To do → Check every line of the records below for the string "glyph" and copy the ones that have it.

(Data about app and page elements)
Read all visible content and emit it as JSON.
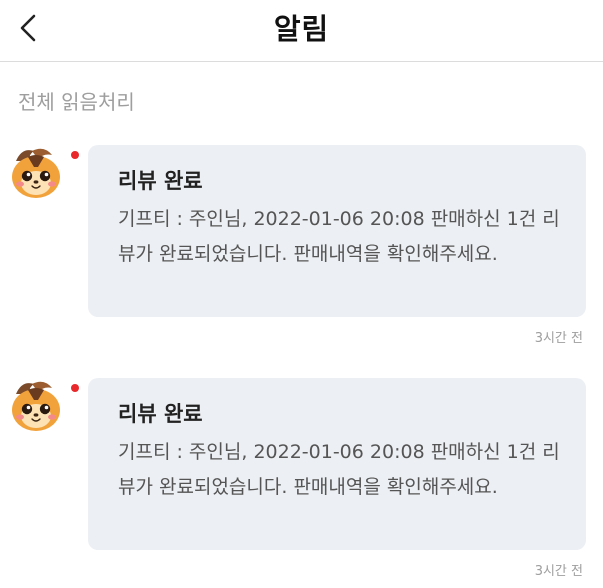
{
  "header": {
    "title": "알림",
    "back_icon": "chevron-left-icon"
  },
  "read_all_label": "전체 읽음처리",
  "notifications": [
    {
      "title": "리뷰 완료",
      "body": "기프티 : 주인님, 2022-01-06 20:08 판매하신 1건 리뷰가 완료되었습니다. 판매내역을 확인해주세요.",
      "time": "3시간 전",
      "unread": true,
      "avatar_icon": "squirrel-mascot-icon"
    },
    {
      "title": "리뷰 완료",
      "body": "기프티 : 주인님, 2022-01-06 20:08 판매하신 1건 리뷰가 완료되었습니다. 판매내역을 확인해주세요.",
      "time": "3시간 전",
      "unread": true,
      "avatar_icon": "squirrel-mascot-icon"
    }
  ],
  "colors": {
    "unread_dot": "#e8282b",
    "bubble_bg": "#eceff3",
    "muted_text": "#9e9e9e"
  }
}
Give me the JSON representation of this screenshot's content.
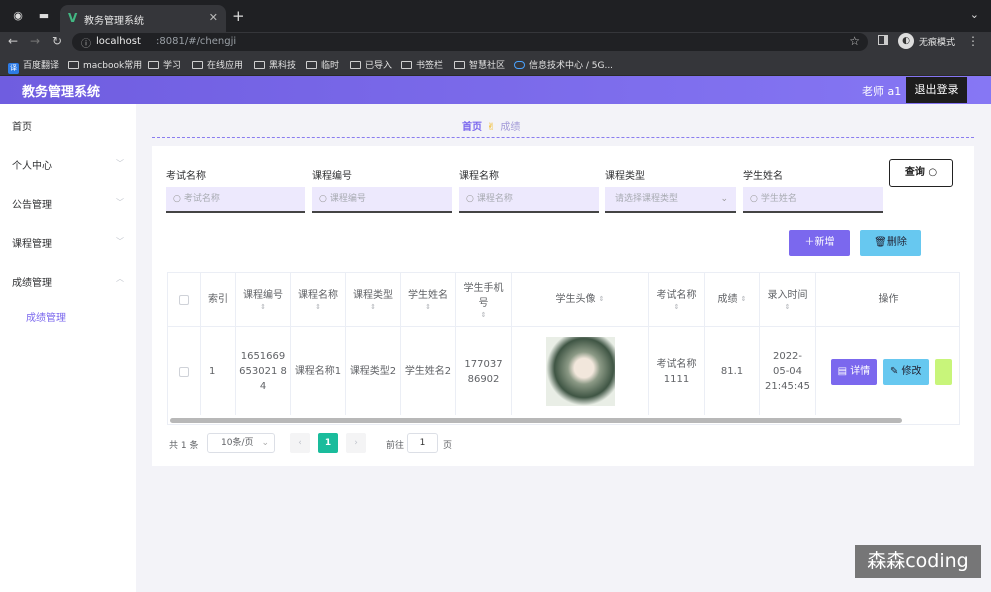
{
  "browser": {
    "tab_title": "教务管理系统",
    "url_host": "localhost",
    "url_path": ":8081/#/chengji",
    "profile_label": "无痕模式",
    "bookmarks": [
      "百度翻译",
      "macbook常用",
      "学习",
      "在线应用",
      "黑科技",
      "临时",
      "已导入",
      "书签栏",
      "智慧社区",
      "信息技术中心 / 5G..."
    ]
  },
  "header": {
    "title": "教务管理系统",
    "user": "老师 a1",
    "logout": "退出登录"
  },
  "sidebar": {
    "items": [
      "首页",
      "个人中心",
      "公告管理",
      "课程管理",
      "成绩管理"
    ],
    "sub_active": "成绩管理"
  },
  "breadcrumb": {
    "home": "首页",
    "current": "成绩"
  },
  "search": {
    "fields": [
      {
        "label": "考试名称",
        "placeholder": "考试名称"
      },
      {
        "label": "课程编号",
        "placeholder": "课程编号"
      },
      {
        "label": "课程名称",
        "placeholder": "课程名称"
      },
      {
        "label": "课程类型",
        "placeholder": "请选择课程类型"
      },
      {
        "label": "学生姓名",
        "placeholder": "学生姓名"
      }
    ],
    "query_button": "查询"
  },
  "actions": {
    "add": "新增",
    "delete": "删除"
  },
  "table": {
    "headers": [
      "索引",
      "课程编号",
      "课程名称",
      "课程类型",
      "学生姓名",
      "学生手机号",
      "学生头像",
      "考试名称",
      "成绩",
      "录入时间",
      "操作"
    ],
    "row": {
      "index": "1",
      "course_no": "1651669653021 84",
      "course_name": "课程名称1",
      "course_type": "课程类型2",
      "student_name": "学生姓名2",
      "phone": "17703786902",
      "exam_name": "考试名称1111",
      "score": "81.1",
      "entry_time": "2022-05-04 21:45:45",
      "ops": [
        "详情",
        "修改"
      ]
    }
  },
  "pagination": {
    "total": "共 1 条",
    "page_size": "10条/页",
    "current": "1",
    "goto_label": "前往",
    "goto_value": "1",
    "goto_unit": "页"
  },
  "watermark": "森森coding"
}
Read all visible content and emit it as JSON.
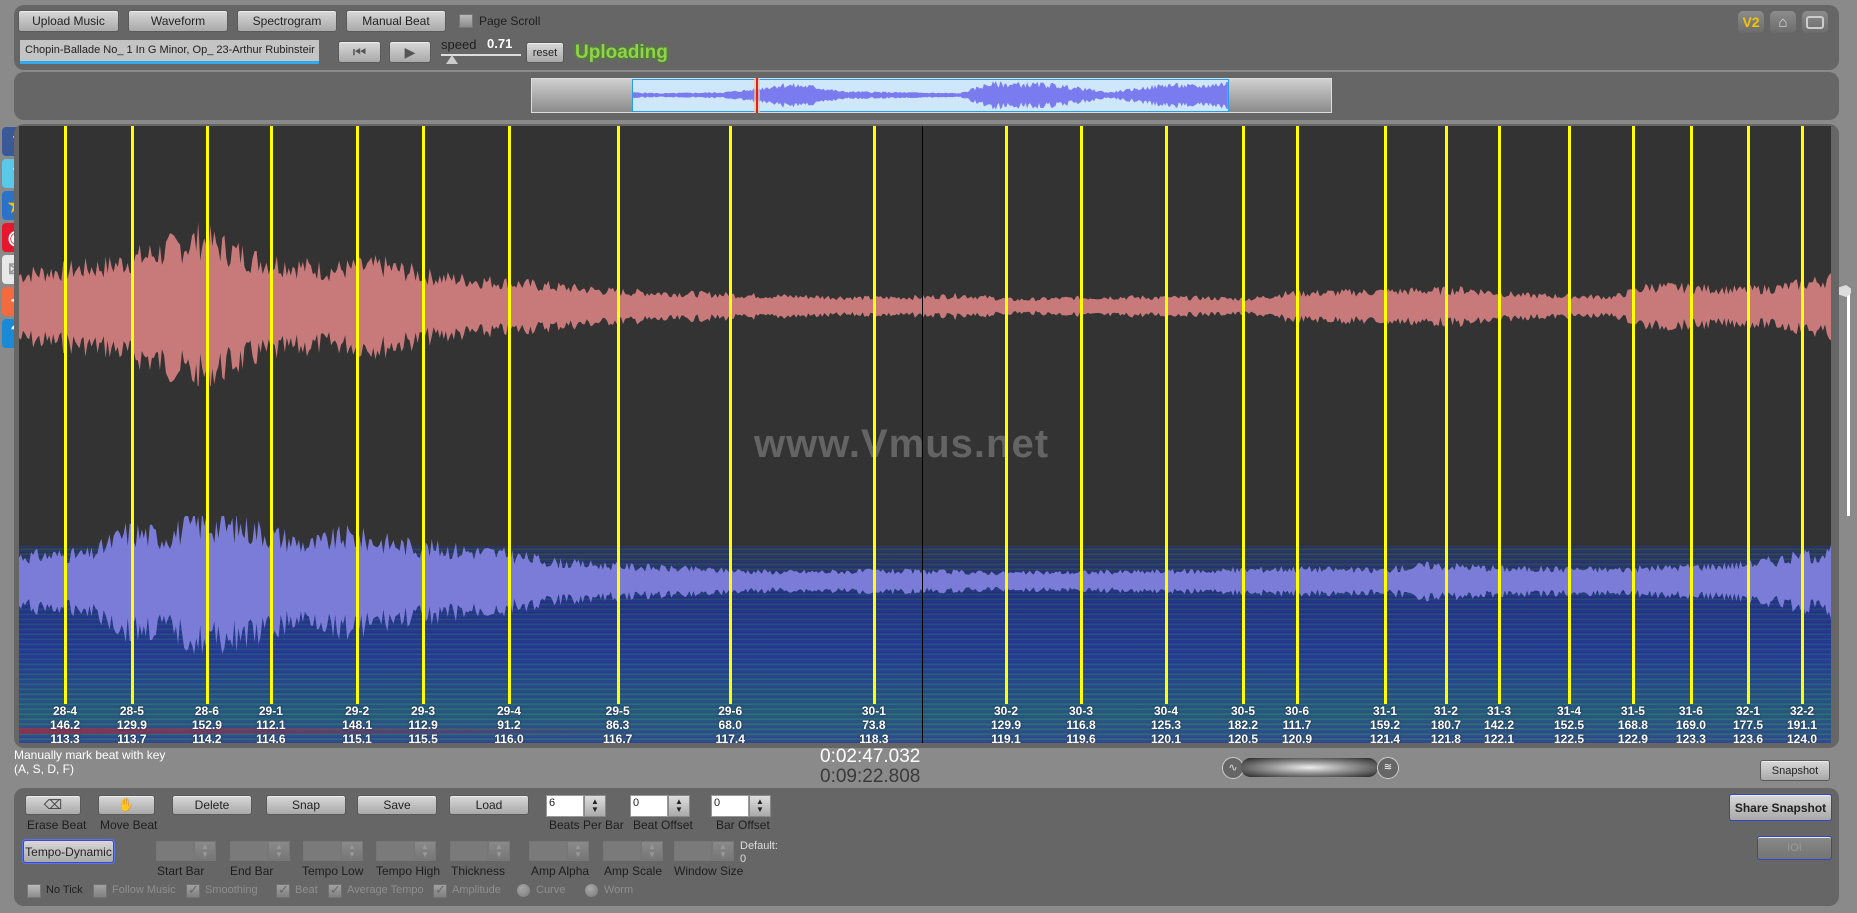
{
  "toolbar": {
    "upload_label": "Upload Music",
    "waveform_label": "Waveform",
    "spectrogram_label": "Spectrogram",
    "manual_beat_label": "Manual Beat",
    "page_scroll_label": "Page Scroll",
    "page_scroll_checked": false,
    "file_name": "Chopin-Ballade No_ 1 In G Minor, Op_ 23-Arthur Rubinsteir",
    "speed_label": "speed",
    "speed_value": "0.71",
    "reset_label": "reset",
    "status": "Uploading",
    "status_color": "#8ed44a",
    "version_badge": "V2"
  },
  "overview": {
    "selection_start_fraction": 0.125,
    "selection_end_fraction": 0.872,
    "playhead_fraction": 0.281
  },
  "social": [
    {
      "name": "facebook",
      "glyph": "f",
      "color": "#3b5998"
    },
    {
      "name": "twitter",
      "glyph": "t",
      "color": "#5ac8e8"
    },
    {
      "name": "qzone",
      "glyph": "★",
      "color": "#2a73c8"
    },
    {
      "name": "weibo",
      "glyph": "◉",
      "color": "#e6162d"
    },
    {
      "name": "email",
      "glyph": "✉",
      "color": "#e8e8e8"
    },
    {
      "name": "add",
      "glyph": "+",
      "color": "#f26a3d"
    },
    {
      "name": "help",
      "glyph": "?",
      "color": "#1a8ad6"
    }
  ],
  "main": {
    "watermark": "www.Vmus.net",
    "waveform_color": "#c87a7a",
    "lower_waveform_color": "#7b7bd8",
    "beat_color": "#ffff00",
    "playhead_fraction": 0.4985,
    "beats": [
      {
        "id": "28-4",
        "tempo": "146.2",
        "avg": "113.3",
        "x": 0.0254
      },
      {
        "id": "28-5",
        "tempo": "129.9",
        "avg": "113.7",
        "x": 0.0623
      },
      {
        "id": "28-6",
        "tempo": "152.9",
        "avg": "114.2",
        "x": 0.1037
      },
      {
        "id": "29-1",
        "tempo": "112.1",
        "avg": "114.6",
        "x": 0.139
      },
      {
        "id": "29-2",
        "tempo": "148.1",
        "avg": "115.1",
        "x": 0.1866
      },
      {
        "id": "29-3",
        "tempo": "112.9",
        "avg": "115.5",
        "x": 0.223
      },
      {
        "id": "29-4",
        "tempo": "91.2",
        "avg": "116.0",
        "x": 0.2704
      },
      {
        "id": "29-5",
        "tempo": "86.3",
        "avg": "116.7",
        "x": 0.3304
      },
      {
        "id": "29-6",
        "tempo": "68.0",
        "avg": "117.4",
        "x": 0.3925
      },
      {
        "id": "30-1",
        "tempo": "73.8",
        "avg": "118.3",
        "x": 0.4718
      },
      {
        "id": "30-2",
        "tempo": "129.9",
        "avg": "119.1",
        "x": 0.5447
      },
      {
        "id": "30-3",
        "tempo": "116.8",
        "avg": "119.6",
        "x": 0.5861
      },
      {
        "id": "30-4",
        "tempo": "125.3",
        "avg": "120.1",
        "x": 0.633
      },
      {
        "id": "30-5",
        "tempo": "182.2",
        "avg": "120.5",
        "x": 0.6755
      },
      {
        "id": "30-6",
        "tempo": "111.7",
        "avg": "120.9",
        "x": 0.7053
      },
      {
        "id": "31-1",
        "tempo": "159.2",
        "avg": "121.4",
        "x": 0.7539
      },
      {
        "id": "31-2",
        "tempo": "180.7",
        "avg": "121.8",
        "x": 0.7875
      },
      {
        "id": "31-3",
        "tempo": "142.2",
        "avg": "122.1",
        "x": 0.8168
      },
      {
        "id": "31-4",
        "tempo": "152.5",
        "avg": "122.5",
        "x": 0.8554
      },
      {
        "id": "31-5",
        "tempo": "168.8",
        "avg": "122.9",
        "x": 0.8907
      },
      {
        "id": "31-6",
        "tempo": "169.0",
        "avg": "123.3",
        "x": 0.9227
      },
      {
        "id": "32-1",
        "tempo": "177.5",
        "avg": "123.6",
        "x": 0.9542
      },
      {
        "id": "32-2",
        "tempo": "191.1",
        "avg": "124.0",
        "x": 0.984
      }
    ]
  },
  "status_bar": {
    "hint_line1": "Manually mark beat with key",
    "hint_line2": "(A, S, D, F)",
    "current_time": "0:02:47.032",
    "total_time": "0:09:22.808",
    "snapshot_label": "Snapshot"
  },
  "controls": {
    "erase_beat_label": "Erase Beat",
    "move_beat_label": "Move Beat",
    "delete_label": "Delete",
    "snap_label": "Snap",
    "save_label": "Save",
    "load_label": "Load",
    "beats_per_bar_label": "Beats Per Bar",
    "beats_per_bar_value": "6",
    "beat_offset_label": "Beat Offset",
    "beat_offset_value": "0",
    "bar_offset_label": "Bar Offset",
    "bar_offset_value": "0",
    "tempo_dynamic_label": "Tempo-Dynamic",
    "start_bar_label": "Start Bar",
    "end_bar_label": "End Bar",
    "tempo_low_label": "Tempo Low",
    "tempo_high_label": "Tempo High",
    "thickness_label": "Thickness",
    "amp_alpha_label": "Amp Alpha",
    "amp_scale_label": "Amp Scale",
    "window_size_label": "Window Size",
    "default_label": "Default:",
    "default_value": "0",
    "share_snapshot_label": "Share Snapshot",
    "ioi_label": "IOI",
    "checkboxes": [
      {
        "label": "No Tick",
        "checked": false,
        "enabled": true
      },
      {
        "label": "Follow Music",
        "checked": false,
        "enabled": false
      },
      {
        "label": "Smoothing",
        "checked": true,
        "enabled": false
      },
      {
        "label": "Beat",
        "checked": true,
        "enabled": false
      },
      {
        "label": "Average Tempo",
        "checked": true,
        "enabled": false
      },
      {
        "label": "Amplitude",
        "checked": true,
        "enabled": false
      }
    ],
    "radios": [
      {
        "label": "Curve",
        "selected": true
      },
      {
        "label": "Worm",
        "selected": false
      }
    ]
  }
}
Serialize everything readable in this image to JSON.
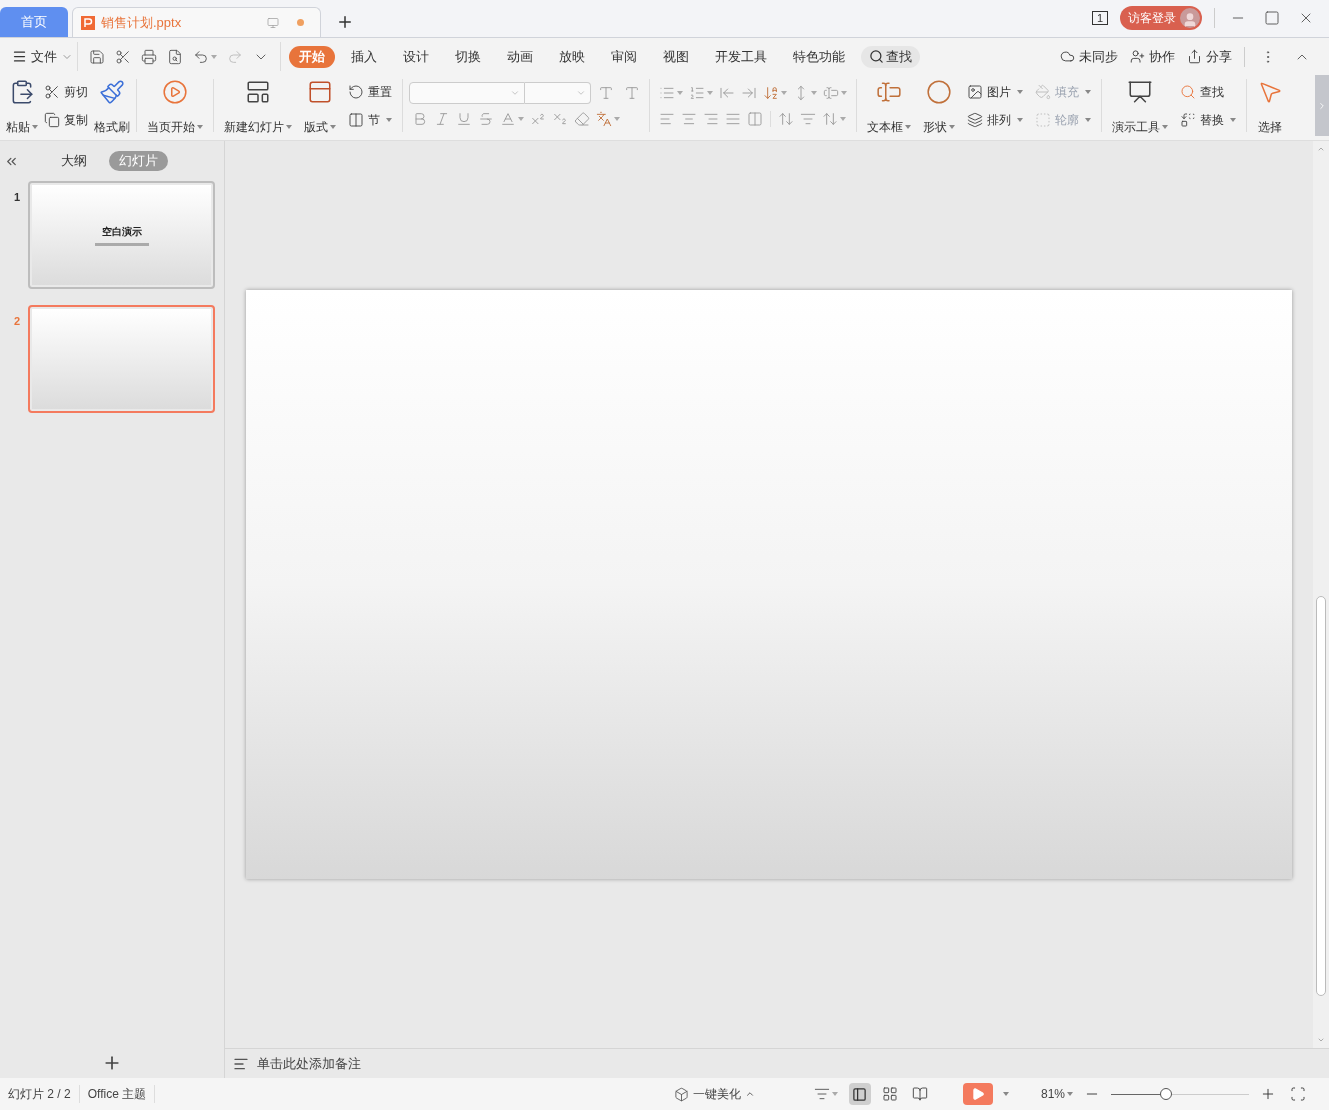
{
  "title_bar": {
    "tabs": [
      {
        "label": "首页",
        "selected": false,
        "kind": "home",
        "modified": false
      },
      {
        "label": "销售计划.pptx",
        "selected": true,
        "kind": "document",
        "modified": true
      }
    ],
    "window_count": "1",
    "login_button": "访客登录"
  },
  "menu_bar": {
    "file_menu": "文件",
    "tabs": [
      {
        "label": "开始",
        "selected": true
      },
      {
        "label": "插入",
        "selected": false
      },
      {
        "label": "设计",
        "selected": false
      },
      {
        "label": "切换",
        "selected": false
      },
      {
        "label": "动画",
        "selected": false
      },
      {
        "label": "放映",
        "selected": false
      },
      {
        "label": "审阅",
        "selected": false
      },
      {
        "label": "视图",
        "selected": false
      },
      {
        "label": "开发工具",
        "selected": false
      },
      {
        "label": "特色功能",
        "selected": false
      }
    ],
    "search": "查找",
    "actions": [
      "未同步",
      "协作",
      "分享"
    ]
  },
  "ribbon": {
    "groups": [
      {
        "items": [
          {
            "label": "粘贴",
            "dropdown": true
          },
          {
            "label": "剪切",
            "dropdown": false
          },
          {
            "label": "复制",
            "dropdown": false
          },
          {
            "label": "格式刷",
            "dropdown": false
          }
        ]
      },
      {
        "items": [
          {
            "label": "当页开始",
            "dropdown": true
          }
        ]
      },
      {
        "items": [
          {
            "label": "新建幻灯片",
            "dropdown": true
          },
          {
            "label": "版式",
            "dropdown": true
          },
          {
            "label": "重置",
            "dropdown": false
          },
          {
            "label": "节",
            "dropdown": true
          }
        ]
      },
      {
        "items": [
          {
            "label": "文本框",
            "dropdown": true,
            "disabled": false
          },
          {
            "label": "形状",
            "dropdown": true,
            "disabled": false
          },
          {
            "label": "图片",
            "dropdown": true,
            "disabled": false
          },
          {
            "label": "排列",
            "dropdown": true,
            "disabled": false
          },
          {
            "label": "填充",
            "dropdown": true,
            "disabled": true
          },
          {
            "label": "轮廓",
            "dropdown": true,
            "disabled": true
          }
        ]
      },
      {
        "items": [
          {
            "label": "演示工具",
            "dropdown": true
          },
          {
            "label": "查找",
            "dropdown": false
          },
          {
            "label": "替换",
            "dropdown": true
          },
          {
            "label": "选择",
            "dropdown": false
          }
        ]
      }
    ]
  },
  "slide_panel": {
    "view_tabs": [
      {
        "label": "大纲",
        "selected": false
      },
      {
        "label": "幻灯片",
        "selected": true
      }
    ],
    "slides": [
      {
        "number": "1",
        "title": "空白演示",
        "selected": false
      },
      {
        "number": "2",
        "selected": true
      }
    ]
  },
  "notes_placeholder": "单击此处添加备注",
  "status_bar": {
    "slide_count": "幻灯片 2 / 2",
    "theme": "Office 主题",
    "beautify": "一键美化",
    "zoom": {
      "reading": "81%",
      "level": 0.4
    }
  }
}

Written answer →
      "glyph": "f",
      "glyph": "t",
      "glyph": "★",
      "glyph": "◉",
      "glyph": "✉",
      "glyph": "+",
      "glyph": "?",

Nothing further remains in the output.